WASHINGTON (AP) — The former head of a 16-member U.S. military team in Libya said Wednesday the consulate in Benghazi, where the U.S. ambassador and three other Americans were killed, never had the forces it needed to protect itself.
Lt. Col, Andrew Wood told the House Oversight and Government Reform Committee that U.S. security was so weak that in April, only one U.S. diplomatic security agent was stationed in Benghazi.
The committee hearing followed assertions Tuesday night by the State Department that it never concluded that the Sept. 11 attack stemmed from protests over an American-made video ridiculing Islam. Ambassador Chris Stevens and three other Americans died in what the administration now says was a terrorist attack.
Asked about the administration's initial — and since retracted — explanation linking the violence to protests over the anti-Muslim video circulating on the Internet, one official said, "That was not our conclusion."
He called it a question for "others" to answer, without specifying. The officials spoke on condition of anonymity because they weren't authorized to speak publicly on the matter, and provided no evidence that might suggest a case of spontaneous violence or angry protests that went too far.

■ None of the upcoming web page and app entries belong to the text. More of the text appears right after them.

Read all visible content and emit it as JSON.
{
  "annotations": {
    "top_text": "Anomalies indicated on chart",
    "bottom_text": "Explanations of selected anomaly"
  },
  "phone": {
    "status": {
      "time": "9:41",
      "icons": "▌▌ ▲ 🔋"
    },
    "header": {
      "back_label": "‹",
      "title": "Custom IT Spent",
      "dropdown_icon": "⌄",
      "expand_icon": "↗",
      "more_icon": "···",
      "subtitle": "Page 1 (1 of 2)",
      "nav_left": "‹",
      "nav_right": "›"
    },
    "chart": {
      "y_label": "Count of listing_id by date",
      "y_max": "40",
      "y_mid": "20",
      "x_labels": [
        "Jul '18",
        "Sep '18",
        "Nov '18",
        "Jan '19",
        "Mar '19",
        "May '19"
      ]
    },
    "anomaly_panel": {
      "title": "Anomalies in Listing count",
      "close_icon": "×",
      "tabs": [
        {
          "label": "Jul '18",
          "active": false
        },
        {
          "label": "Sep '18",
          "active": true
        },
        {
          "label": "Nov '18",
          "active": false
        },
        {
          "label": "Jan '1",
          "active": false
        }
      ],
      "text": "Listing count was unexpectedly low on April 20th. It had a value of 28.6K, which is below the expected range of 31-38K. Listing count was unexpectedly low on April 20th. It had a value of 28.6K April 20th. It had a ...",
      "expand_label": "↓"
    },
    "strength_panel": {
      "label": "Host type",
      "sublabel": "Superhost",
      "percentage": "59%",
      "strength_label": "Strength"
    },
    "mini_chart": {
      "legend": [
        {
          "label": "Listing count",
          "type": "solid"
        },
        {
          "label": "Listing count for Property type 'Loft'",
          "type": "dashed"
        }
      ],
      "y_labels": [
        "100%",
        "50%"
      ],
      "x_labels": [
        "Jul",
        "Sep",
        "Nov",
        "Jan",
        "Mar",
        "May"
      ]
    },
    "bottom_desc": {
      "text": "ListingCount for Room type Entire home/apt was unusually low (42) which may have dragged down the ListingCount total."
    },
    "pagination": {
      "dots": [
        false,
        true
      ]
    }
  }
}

It was a top administration diplomatic official — U.N. Ambassador Susan Rice — who gave a series of interviews five days after the attack that wrongly described the attack as spontaneous.